Why would you want to use Vanity name server?
What is a Vanity name server (DNS Branding)?
DNS Branding offers vanity name servers that are name servers that you can put a custom name on them instead of the DNS provider’s default name. You can put your own domain name, hide the DNS provider, and have a better brand image.
See the following example of Vanity name servers, so you get the idea better:
DNS Vanity name servers are actually a mask on top of the DNS provider.
Why use Vanity name server?
Because using Vanity name server will show the custom name, like ns1.YourDomain.com, when somebody is performing a Whois lookup or using any of the commands for testing NS DNS records.

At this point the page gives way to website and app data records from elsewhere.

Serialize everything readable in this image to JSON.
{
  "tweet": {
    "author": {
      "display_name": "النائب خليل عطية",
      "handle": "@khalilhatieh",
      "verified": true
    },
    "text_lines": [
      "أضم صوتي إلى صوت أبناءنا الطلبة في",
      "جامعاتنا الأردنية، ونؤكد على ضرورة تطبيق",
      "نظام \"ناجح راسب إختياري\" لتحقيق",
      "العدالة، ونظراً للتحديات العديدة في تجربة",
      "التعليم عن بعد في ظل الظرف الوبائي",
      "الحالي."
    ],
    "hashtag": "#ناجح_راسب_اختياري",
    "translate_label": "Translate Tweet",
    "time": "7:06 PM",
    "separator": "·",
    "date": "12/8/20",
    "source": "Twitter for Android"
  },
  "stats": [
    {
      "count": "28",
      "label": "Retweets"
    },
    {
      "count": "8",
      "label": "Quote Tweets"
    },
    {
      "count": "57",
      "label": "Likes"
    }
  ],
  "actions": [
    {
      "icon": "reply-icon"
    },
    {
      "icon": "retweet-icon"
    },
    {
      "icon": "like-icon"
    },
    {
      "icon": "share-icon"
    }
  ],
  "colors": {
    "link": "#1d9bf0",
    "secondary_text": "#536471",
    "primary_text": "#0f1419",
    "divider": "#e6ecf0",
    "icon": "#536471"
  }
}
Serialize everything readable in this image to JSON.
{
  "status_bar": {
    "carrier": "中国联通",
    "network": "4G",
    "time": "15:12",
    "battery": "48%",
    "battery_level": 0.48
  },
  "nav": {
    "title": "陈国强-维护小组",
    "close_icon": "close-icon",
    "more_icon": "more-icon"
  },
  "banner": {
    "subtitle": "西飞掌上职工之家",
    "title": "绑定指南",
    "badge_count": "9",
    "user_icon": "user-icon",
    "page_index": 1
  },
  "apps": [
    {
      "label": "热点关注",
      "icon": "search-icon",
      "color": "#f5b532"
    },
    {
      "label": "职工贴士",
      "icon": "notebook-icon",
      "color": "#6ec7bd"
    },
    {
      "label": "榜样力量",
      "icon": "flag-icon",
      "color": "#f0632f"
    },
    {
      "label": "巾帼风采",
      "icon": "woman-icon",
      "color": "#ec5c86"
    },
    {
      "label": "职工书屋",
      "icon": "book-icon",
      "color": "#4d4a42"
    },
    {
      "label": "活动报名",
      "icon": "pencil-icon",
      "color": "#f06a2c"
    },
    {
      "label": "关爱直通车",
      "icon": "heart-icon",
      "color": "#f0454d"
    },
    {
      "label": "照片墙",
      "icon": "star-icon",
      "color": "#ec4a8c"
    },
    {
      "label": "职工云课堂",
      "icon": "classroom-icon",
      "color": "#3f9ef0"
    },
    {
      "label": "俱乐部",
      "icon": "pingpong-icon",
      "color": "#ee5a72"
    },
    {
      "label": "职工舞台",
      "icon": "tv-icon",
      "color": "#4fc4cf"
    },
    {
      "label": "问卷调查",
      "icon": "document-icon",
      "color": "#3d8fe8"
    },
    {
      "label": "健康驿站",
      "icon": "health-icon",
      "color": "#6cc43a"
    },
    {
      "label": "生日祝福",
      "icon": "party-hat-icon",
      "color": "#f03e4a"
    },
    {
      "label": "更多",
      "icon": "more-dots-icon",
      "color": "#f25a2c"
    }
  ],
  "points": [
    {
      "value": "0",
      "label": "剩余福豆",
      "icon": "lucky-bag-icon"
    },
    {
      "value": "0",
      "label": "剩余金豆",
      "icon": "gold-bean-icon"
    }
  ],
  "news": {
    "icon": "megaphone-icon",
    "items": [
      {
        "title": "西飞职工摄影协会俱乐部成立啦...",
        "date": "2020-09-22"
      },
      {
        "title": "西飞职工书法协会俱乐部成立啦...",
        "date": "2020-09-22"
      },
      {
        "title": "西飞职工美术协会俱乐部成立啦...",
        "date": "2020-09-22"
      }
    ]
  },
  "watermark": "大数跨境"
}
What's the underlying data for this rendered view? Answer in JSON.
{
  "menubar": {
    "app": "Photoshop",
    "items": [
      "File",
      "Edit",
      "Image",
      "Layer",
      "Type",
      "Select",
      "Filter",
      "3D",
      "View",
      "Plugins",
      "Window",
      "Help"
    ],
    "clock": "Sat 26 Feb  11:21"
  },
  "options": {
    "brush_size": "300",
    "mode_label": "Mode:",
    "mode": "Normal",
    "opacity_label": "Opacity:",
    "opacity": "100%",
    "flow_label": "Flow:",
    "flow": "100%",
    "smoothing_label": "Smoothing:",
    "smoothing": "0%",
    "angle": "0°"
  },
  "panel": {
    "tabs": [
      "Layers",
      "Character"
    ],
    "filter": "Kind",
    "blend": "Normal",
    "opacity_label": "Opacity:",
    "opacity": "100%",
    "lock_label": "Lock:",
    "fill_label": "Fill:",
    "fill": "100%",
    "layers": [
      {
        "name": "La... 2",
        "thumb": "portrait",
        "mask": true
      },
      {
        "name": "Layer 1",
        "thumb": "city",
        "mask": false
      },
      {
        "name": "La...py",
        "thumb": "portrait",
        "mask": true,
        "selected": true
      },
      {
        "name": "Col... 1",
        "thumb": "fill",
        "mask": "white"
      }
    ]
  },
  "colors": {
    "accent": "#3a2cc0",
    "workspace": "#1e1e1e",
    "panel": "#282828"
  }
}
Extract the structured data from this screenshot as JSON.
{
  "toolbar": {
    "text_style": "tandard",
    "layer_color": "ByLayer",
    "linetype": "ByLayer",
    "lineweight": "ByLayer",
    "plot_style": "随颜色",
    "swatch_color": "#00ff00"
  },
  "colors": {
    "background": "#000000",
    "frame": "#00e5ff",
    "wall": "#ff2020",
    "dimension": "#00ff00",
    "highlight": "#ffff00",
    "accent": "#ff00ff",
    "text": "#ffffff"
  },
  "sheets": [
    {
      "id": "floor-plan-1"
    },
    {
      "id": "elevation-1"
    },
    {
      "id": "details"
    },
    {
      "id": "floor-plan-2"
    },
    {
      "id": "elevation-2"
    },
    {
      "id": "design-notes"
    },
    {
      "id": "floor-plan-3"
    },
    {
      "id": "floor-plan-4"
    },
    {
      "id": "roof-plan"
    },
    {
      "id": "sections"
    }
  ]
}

Another reason is that using this DNS branding is that you can hide which exactly is your DNS provider or public DNS server you are using, so nobody uses this information against you in any way.
White-label services. You can offer different network services and make a deal with a DNS provider, to offer their services through your plans, without mentioning their involvement and slapping your brand on top of the DNS service. That way, you can add more features and look like a truly feature-rich service provider.
How can you set up a Vanity name server?
Configuring Vanity name servers takes a few simple steps, and it is very similar on most of the DNS providers:
First, go to your domain registrar site and log in. There we need to add Child Name Servers to your domain. Those servers you want to use like ns1.YourDomain.com, ns2.YourDomain.com, etc., and add the IP addresses according to the domain registrar.
Now, go to your DNS settings and add the same A records as the Child Name Servers for the DNS zone. You can do it for your Primary DNS zone or Secondary DNS zone. Both work.
After adding the A DNS records, the same way as the Child Name Servers, it is time to change the NS records (name server record) that you can find the DNS zone. Edit the existing ones, or delete them and add a new one. The content of them should look like YourDomain.com NS ns1.YourDomain.com, and so on for the rest of them.
Time to get back to the domain registrar settings. There, from the control panel, change the previous name servers with those you just created. You might need to wait up to 48 hours to update the DNS records on all the DNS resolvers.
Now you know what Vanity name servers are, what purpose do they have, and how to start using them, are you interested in using them?